Can Tesla Motors Inc (NASDAQ:TSLA) keep up with the competition? The electric car market has been dominated for quite sometime by the American carmaker but this will not be the case in just a few short years, according to Mark Spiegel of Stanphyl Capital on Monday’s edition of “Closing Bell.”
Spiegel said, Tesla bulls who say that the company is going to “rule the world of electric cars” are not doing their homework and that the company has “absolutely nothing sustainably proprietary, nothing yet it is losing a massive amount of money with zero direct long-range electric car competition.”
He added that soon, every carmaker in the industry would become a direct competitor for every product Tesla has, from charging, to Autopilot, to battery technology to cars.
“Starting in just a few months and into 2018 it’s going to be swarmed with long-range electric car competition. By 2021 every single manufacturer will have” an electric car. Tesla will go from zero direct competitors to 40 direct competitors.”
The veteran analysts noted that by 2018 or 2019, Mercedes-Benz would introduce four new electric car models while sports car maker Porsche and Audi will roll out two of their own. Meanwhile, other luxury carmakers, such as Jaguar and Bentley, will reportedly introduce their own electric cars.
On the mass market end, Ford (NYSE:F) is expected to launch two new electric car models while Volkswagen will roll out five. Spiegel said that other automakers, such as Hyundai and Toyota would release even more affordable electric cars.
Spiegel added that the comparisons made by Tesla bulls to other tech companies like Amazon.com (NASDAQ:AMZN) do not fit because “Amazon financed all of its expansion through internal cash flow during the early days of the company.”

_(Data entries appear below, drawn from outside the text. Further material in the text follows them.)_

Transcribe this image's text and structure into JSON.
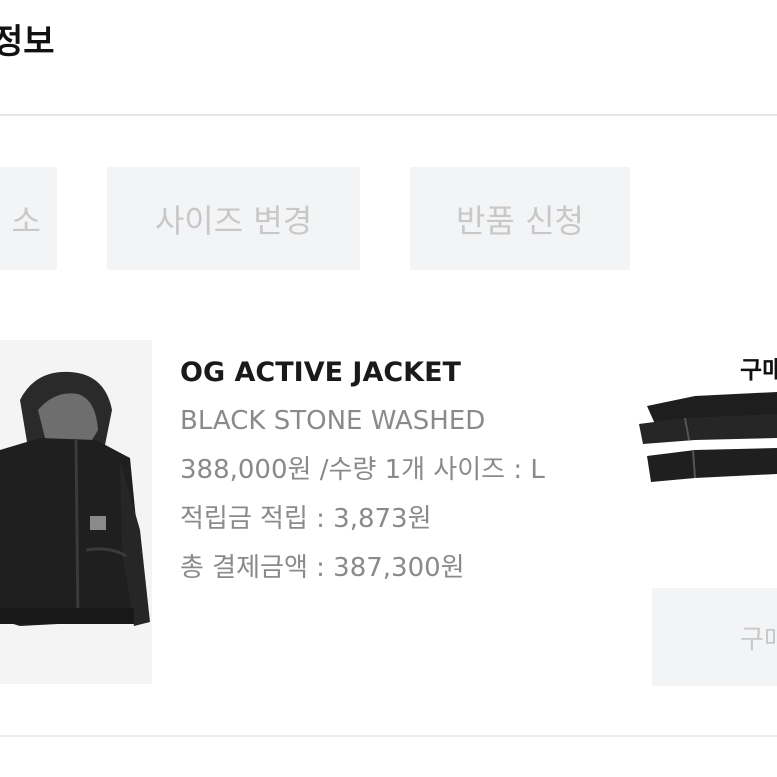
{
  "header": {
    "title": "정보"
  },
  "actions": {
    "cancel_label": "소",
    "size_change_label": "사이즈 변경",
    "return_label": "반품 신청"
  },
  "product": {
    "name": "OG ACTIVE JACKET",
    "color": "BLACK STONE WASHED",
    "price_line": "388,000원 /수량 1개 사이즈 : L",
    "points_line": "적립금 적립 : 3,873원",
    "total_line": "총 결제금액 : 387,300원"
  },
  "side": {
    "label": "구매",
    "confirm_label": "구매"
  },
  "colors": {
    "button_bg": "#f3f4f6",
    "button_text": "#c8c8c8",
    "title_text": "#111111",
    "meta_text": "#8a8a8a"
  }
}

In contrast, he said, “All Elon Musk knows how to do is incinerate cash.” Spiegel is referring to the Tesla CEO’s controversial megadeals and acquisitions, something that even investors are wary about.
“Tesla lost last quarter as a GAAP number, around $20,000 for every Model 3 it sold with a base price of $70,000. Even, when accounting for some capital expenditure and research and development figures, it still lost thousands of dollars per car. There is no way in the world they can build the Model 3 for a cost of anything less than maybe $45,000-high $40,000s,” Spiegel noted.

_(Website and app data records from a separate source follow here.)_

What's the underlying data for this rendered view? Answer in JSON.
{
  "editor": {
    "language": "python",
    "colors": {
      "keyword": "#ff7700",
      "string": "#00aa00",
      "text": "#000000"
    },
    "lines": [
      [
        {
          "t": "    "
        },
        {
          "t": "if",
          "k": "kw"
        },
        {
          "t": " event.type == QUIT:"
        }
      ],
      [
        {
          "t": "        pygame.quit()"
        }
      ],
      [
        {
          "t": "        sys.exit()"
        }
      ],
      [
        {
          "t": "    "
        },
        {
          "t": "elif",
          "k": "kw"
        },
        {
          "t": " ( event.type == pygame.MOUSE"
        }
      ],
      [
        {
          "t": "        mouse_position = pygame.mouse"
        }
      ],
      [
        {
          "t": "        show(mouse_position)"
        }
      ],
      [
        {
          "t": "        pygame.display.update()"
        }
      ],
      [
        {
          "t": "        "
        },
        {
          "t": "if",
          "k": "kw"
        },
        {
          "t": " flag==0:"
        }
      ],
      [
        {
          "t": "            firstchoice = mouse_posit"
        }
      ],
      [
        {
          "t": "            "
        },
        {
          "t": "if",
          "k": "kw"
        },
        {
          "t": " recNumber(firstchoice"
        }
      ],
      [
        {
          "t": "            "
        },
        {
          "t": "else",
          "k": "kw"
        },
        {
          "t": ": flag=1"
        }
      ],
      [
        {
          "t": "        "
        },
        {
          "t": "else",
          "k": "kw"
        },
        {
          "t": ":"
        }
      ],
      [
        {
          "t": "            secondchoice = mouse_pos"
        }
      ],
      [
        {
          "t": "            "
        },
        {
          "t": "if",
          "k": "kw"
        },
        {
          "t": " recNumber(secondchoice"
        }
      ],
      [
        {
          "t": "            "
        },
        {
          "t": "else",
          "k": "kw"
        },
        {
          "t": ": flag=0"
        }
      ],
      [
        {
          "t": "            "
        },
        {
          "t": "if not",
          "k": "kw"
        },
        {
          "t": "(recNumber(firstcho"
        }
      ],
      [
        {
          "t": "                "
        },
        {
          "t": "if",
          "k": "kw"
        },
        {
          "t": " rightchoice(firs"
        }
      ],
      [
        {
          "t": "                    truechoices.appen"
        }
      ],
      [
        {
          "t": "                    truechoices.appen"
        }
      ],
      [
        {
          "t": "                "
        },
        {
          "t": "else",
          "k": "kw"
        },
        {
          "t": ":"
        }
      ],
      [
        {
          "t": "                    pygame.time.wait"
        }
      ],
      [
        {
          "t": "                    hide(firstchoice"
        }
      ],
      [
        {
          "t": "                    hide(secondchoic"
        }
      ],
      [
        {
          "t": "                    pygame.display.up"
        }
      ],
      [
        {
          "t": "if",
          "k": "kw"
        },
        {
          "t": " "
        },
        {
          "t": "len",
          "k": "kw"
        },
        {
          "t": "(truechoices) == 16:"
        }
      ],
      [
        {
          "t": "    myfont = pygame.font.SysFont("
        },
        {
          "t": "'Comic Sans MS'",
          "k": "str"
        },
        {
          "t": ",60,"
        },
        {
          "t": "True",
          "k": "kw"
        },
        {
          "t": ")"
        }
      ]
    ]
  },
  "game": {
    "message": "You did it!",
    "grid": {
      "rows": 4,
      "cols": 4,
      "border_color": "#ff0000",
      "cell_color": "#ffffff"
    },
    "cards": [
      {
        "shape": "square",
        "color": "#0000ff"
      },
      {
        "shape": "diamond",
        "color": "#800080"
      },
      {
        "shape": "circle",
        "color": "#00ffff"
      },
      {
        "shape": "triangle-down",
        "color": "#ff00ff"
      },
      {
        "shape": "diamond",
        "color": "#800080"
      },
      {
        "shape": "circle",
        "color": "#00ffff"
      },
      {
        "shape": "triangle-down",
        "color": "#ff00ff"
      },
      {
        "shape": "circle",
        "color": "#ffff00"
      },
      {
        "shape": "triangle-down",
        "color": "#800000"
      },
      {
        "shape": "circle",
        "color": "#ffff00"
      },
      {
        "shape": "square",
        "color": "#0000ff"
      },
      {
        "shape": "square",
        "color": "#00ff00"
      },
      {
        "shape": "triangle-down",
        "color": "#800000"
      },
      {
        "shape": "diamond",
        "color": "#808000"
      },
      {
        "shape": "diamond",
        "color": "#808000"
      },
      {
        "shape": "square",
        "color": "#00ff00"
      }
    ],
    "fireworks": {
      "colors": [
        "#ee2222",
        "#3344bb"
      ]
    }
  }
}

He finished by calling Musk, “the most deceptive CEO I have ever seen. The one credible thing he does say is he doesn’t care if Tesla stays in business, if he can electrify the world of cars.”

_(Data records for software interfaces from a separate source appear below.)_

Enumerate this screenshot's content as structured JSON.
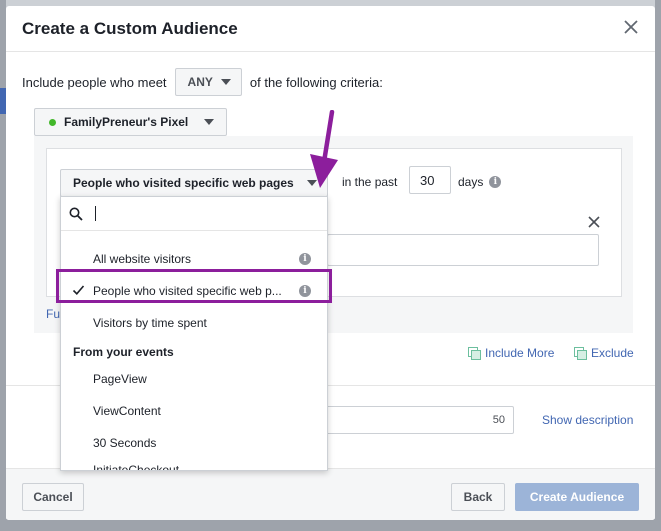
{
  "modal": {
    "title": "Create a Custom Audience"
  },
  "criteria": {
    "prefix": "Include people who meet",
    "match_value": "ANY",
    "suffix": "of the following criteria:"
  },
  "pixel": {
    "name": "FamilyPreneur's Pixel"
  },
  "rule": {
    "type_selected": "People who visited specific web pages",
    "in_the_past": "in the past",
    "days_value": "30",
    "days_label": "days",
    "fu_fragment": "Fu"
  },
  "dropdown": {
    "search_value": "",
    "items": [
      {
        "label": "All website visitors",
        "info": true,
        "checked": false
      },
      {
        "label": "People who visited specific web p...",
        "info": true,
        "checked": true
      },
      {
        "label": "Visitors by time spent",
        "info": false,
        "checked": false
      }
    ],
    "section_title": "From your events",
    "event_items": [
      "PageView",
      "ViewContent",
      "30 Seconds",
      "InitiateCheckout"
    ]
  },
  "actions": {
    "include_more": "Include More",
    "exclude": "Exclude"
  },
  "audience_name": {
    "char_limit": "50",
    "show_description": "Show description"
  },
  "footer": {
    "cancel": "Cancel",
    "back": "Back",
    "create": "Create Audience"
  },
  "colors": {
    "annotation": "#8c1e9c",
    "link": "#4267b2",
    "primary_disabled": "#9cb4d8",
    "pixel_status": "#42b72a"
  },
  "icons": {
    "close": "close-icon",
    "caret": "caret-down-icon",
    "search": "search-icon",
    "check": "checkmark-icon",
    "info": "info-icon",
    "copy": "copy-icon",
    "arrow": "annotation-arrow"
  }
}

The analyst added that there is no practical way Tesla can continue on its spending spree, especially when it is trying to penetrate the mass car market, with the amount of money it loses for the production of a Model 3 car. Can’t say Spiegel does not have some really valid points.